More than 7,000 families have fled their homes in Burkina Faso’s northern region following the area’s worst massacre in years, the government has said.
The mass flight came after gunmen killed at least 138 people and wounded dozens of others in an attack on Solhan village in Yagha province on Friday.
“Steps have already been taken to give [displaced people] a minimum level of comfort, lodgings and food,” Prime Minister Christophe Dabire said on Tuesday.
“More than 7,000 families have moved to Sebba,” the capital of Yagha, about 15km (10 miles) from Solhan, he added.
In Geneva, UNHCR spokesman Babar Baloch tallied the number of people fleeing violence at about 3,300 people, including more than 2,000 children and nearly 500 women.
Baloch said the death toll of 138 made the attack the “deadliest since 2015”.
Burkinabe Communications Minister Ousseni Tamboura said the village “has been completely emptied of people”. One local elected official said most of those who left Solhan had already been fleeing armed group violence, including in the Mansila district to the west.
“They killed so many people without even separating the women and children,” Mannou Tambanga, a Solhan resident, told Al Jazeera. “They killed, they burned all the goods they saw.
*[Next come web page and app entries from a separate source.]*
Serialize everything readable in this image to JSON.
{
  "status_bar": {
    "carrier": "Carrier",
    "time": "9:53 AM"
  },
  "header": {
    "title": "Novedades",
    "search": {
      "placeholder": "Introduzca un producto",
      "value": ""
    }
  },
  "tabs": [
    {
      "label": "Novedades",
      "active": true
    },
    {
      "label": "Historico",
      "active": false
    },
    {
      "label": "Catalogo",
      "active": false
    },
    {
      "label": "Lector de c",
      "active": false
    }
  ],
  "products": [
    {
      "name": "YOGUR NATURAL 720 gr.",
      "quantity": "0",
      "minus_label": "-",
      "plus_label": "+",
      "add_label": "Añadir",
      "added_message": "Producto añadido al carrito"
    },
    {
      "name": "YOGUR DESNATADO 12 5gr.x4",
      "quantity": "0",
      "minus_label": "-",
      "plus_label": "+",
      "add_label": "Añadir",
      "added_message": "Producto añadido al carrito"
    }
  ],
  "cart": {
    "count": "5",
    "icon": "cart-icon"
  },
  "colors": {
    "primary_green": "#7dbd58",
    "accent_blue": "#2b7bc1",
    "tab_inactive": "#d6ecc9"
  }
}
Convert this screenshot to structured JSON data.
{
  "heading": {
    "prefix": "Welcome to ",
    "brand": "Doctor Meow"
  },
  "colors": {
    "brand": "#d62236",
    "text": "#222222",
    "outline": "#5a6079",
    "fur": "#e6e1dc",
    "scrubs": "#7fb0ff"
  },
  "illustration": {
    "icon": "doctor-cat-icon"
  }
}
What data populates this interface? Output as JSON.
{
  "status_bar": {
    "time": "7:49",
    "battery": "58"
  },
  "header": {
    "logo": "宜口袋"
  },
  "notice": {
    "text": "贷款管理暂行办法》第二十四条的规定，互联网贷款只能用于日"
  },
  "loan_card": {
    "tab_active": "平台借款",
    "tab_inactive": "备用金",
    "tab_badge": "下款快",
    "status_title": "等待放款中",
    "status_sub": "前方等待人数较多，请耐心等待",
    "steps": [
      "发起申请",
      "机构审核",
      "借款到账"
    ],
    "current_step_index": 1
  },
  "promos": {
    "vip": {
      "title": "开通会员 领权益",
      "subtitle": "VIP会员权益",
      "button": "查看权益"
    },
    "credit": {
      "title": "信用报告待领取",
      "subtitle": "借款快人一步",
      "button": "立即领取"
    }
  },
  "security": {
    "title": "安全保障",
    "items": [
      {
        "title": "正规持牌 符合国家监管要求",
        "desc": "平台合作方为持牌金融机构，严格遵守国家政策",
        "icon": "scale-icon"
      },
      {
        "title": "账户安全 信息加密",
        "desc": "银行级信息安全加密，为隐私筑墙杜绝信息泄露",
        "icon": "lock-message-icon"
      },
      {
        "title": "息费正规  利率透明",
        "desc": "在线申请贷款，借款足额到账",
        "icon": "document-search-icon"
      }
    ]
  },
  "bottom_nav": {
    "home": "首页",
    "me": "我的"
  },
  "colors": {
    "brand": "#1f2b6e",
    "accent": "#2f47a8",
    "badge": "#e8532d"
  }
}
They ransacked,” he added.
The prime minister said the attack would not go unpunished, adding that extra forces had already been deployed in the region.
The slaughter in Solhan followed the killing of 14 people in the village of Tadaryat in the same region, where an armed group linked to al-Qaeda and ISIL (ISIS) have been targeting civilians and soldiers.
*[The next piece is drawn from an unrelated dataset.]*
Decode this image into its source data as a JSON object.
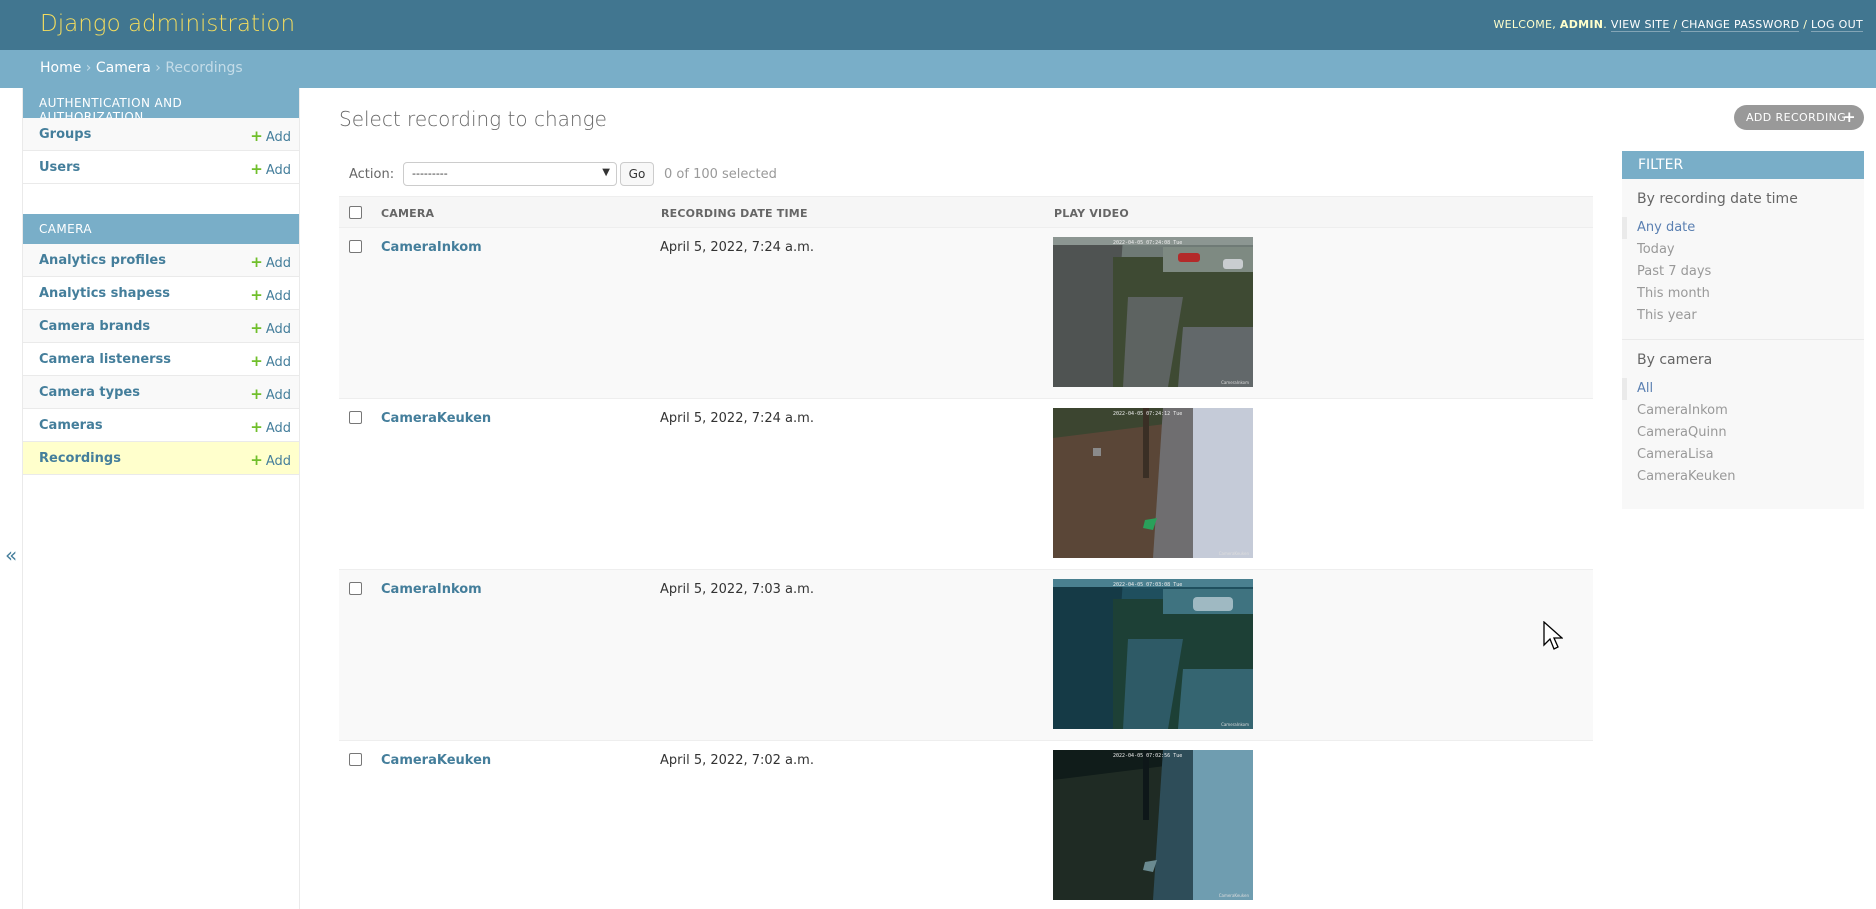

Burkina Faso’s military is seen as ill-equipped and undertrained to face increasing security threats, with experts warning of the implications in terms of people’s trust.
“Since the arrival of terrorism in 2015, this is the first time that there have been so many deaths in a single operation, and above all so many civilian deaths,” political analyst Siaka Coulibaly told Al Jazeera. “This is why the Burkinabe population is very sad and questions about the ability of the country, and the defence and security system to stem the terrorist insurgency are growing,” said Coulibaly.
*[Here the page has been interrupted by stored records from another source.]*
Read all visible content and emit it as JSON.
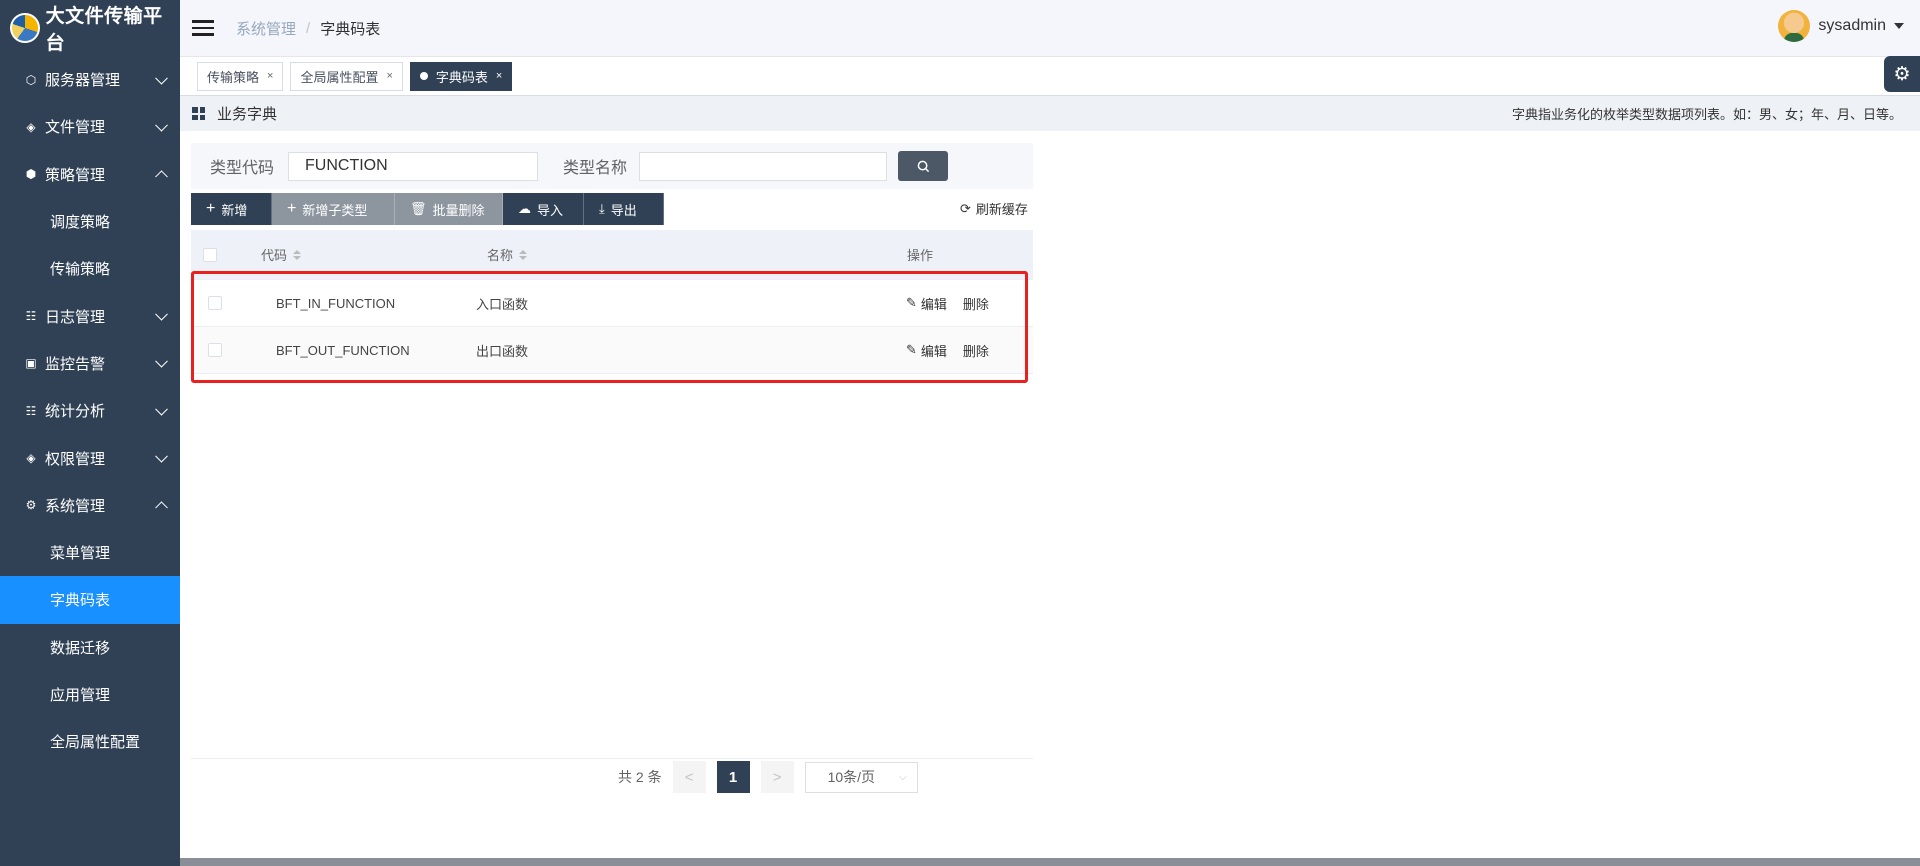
{
  "app": {
    "title": "大文件传输平台"
  },
  "sidebar": {
    "items": [
      {
        "label": "服务器管理",
        "icon": "server-icon",
        "chevron": "down"
      },
      {
        "label": "文件管理",
        "icon": "layers-icon",
        "chevron": "down"
      },
      {
        "label": "策略管理",
        "icon": "package-icon",
        "chevron": "up"
      },
      {
        "label": "调度策略",
        "sub": true
      },
      {
        "label": "传输策略",
        "sub": true
      },
      {
        "label": "日志管理",
        "icon": "list-icon",
        "chevron": "down"
      },
      {
        "label": "监控告警",
        "icon": "monitor-icon",
        "chevron": "down"
      },
      {
        "label": "统计分析",
        "icon": "list-icon",
        "chevron": "down"
      },
      {
        "label": "权限管理",
        "icon": "layers-icon",
        "chevron": "down"
      },
      {
        "label": "系统管理",
        "icon": "gear-icon",
        "chevron": "up"
      },
      {
        "label": "菜单管理",
        "sub": true
      },
      {
        "label": "字典码表",
        "sub": true,
        "active": true
      },
      {
        "label": "数据迁移",
        "sub": true
      },
      {
        "label": "应用管理",
        "sub": true
      },
      {
        "label": "全局属性配置",
        "sub": true
      }
    ]
  },
  "header": {
    "breadcrumb": [
      "系统管理",
      "字典码表"
    ],
    "user": "sysadmin"
  },
  "tabs": [
    {
      "label": "传输策略",
      "close": "×"
    },
    {
      "label": "全局属性配置",
      "close": "×"
    },
    {
      "label": "字典码表",
      "close": "×",
      "active": true
    }
  ],
  "panel": {
    "title": "业务字典",
    "description": "字典指业务化的枚举类型数据项列表。如：男、女；年、月、日等。"
  },
  "search": {
    "type_code_label": "类型代码",
    "type_code_value": "FUNCTION",
    "type_name_label": "类型名称",
    "type_name_value": ""
  },
  "toolbar": {
    "add": "新增",
    "add_subtype": "新增子类型",
    "batch_delete": "批量删除",
    "import": "导入",
    "export": "导出",
    "refresh_cache": "刷新缓存"
  },
  "table": {
    "columns": {
      "code": "代码",
      "name": "名称",
      "actions": "操作"
    },
    "rows": [
      {
        "code": "BFT_IN_FUNCTION",
        "name": "入口函数",
        "edit": "编辑",
        "delete": "删除"
      },
      {
        "code": "BFT_OUT_FUNCTION",
        "name": "出口函数",
        "edit": "编辑",
        "delete": "删除"
      }
    ]
  },
  "pagination": {
    "total": "共 2 条",
    "current_page": "1",
    "prev": "<",
    "next": ">",
    "page_size": "10条/页"
  },
  "colors": {
    "sidebar_bg": "#304156",
    "active_menu": "#1890ff",
    "highlight_border": "#e8211f"
  }
}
Displaced people “arrived with few or no belongings”, Baloch said, adding that most “were generously welcomed by local families who are sharing what little they have.” Baloch also said the new arrivals urgently needed water, sanitation and shelter, plus essential aid items and medical care.
The UNHCR and its partners were building 200 shelters and providing assistance, but more resources were needed to scale up the response.
Baloch said the massacre came just a few weeks after some attackers shot at the vehicles of the UNHCR and other aid organisations on the road between the city of Dori and the Goudoubo camp, housing some 12,200 Malian refugees and asylum seekers.
While no one was injured in that attack, he warned that “growing insecurity and the presence of armed groups in several regions of Burkina Faso increasingly hamper the delivery of aid and protection for those in need”.
The UNHCR, he said, “calls for concerted action to reinforce the protection of civilians and reminds all parties that humanitarian organisations are carrying out life-saving interventions in an independent and impartial manner.”
Since 2015, Burkina Faso has struggled to fight back against increasingly frequent and deadly attacks from armed groups, including the Group to Support Islam and Muslims (GSIM) and the Islamic State in the Greater Sahara (EIGS).
The attacks, which have killed at least 1,400 people, first started in the north near the Mali border, but have since spread to other regions, particularly in the east.
“We’ve been fighting terrorism for some time and we’ve had some victories,” Prime Minister Dabire said. “But every time there are new challenges that appear.”
Since 2019, violence in the country has forced more than 1.2 million people to flee their homes, according to the UNHCR numbers.
Since the start of this year, some 150,000 people have become internally displaced in the country, Baloch said, adding that 84 percent of them were women and children.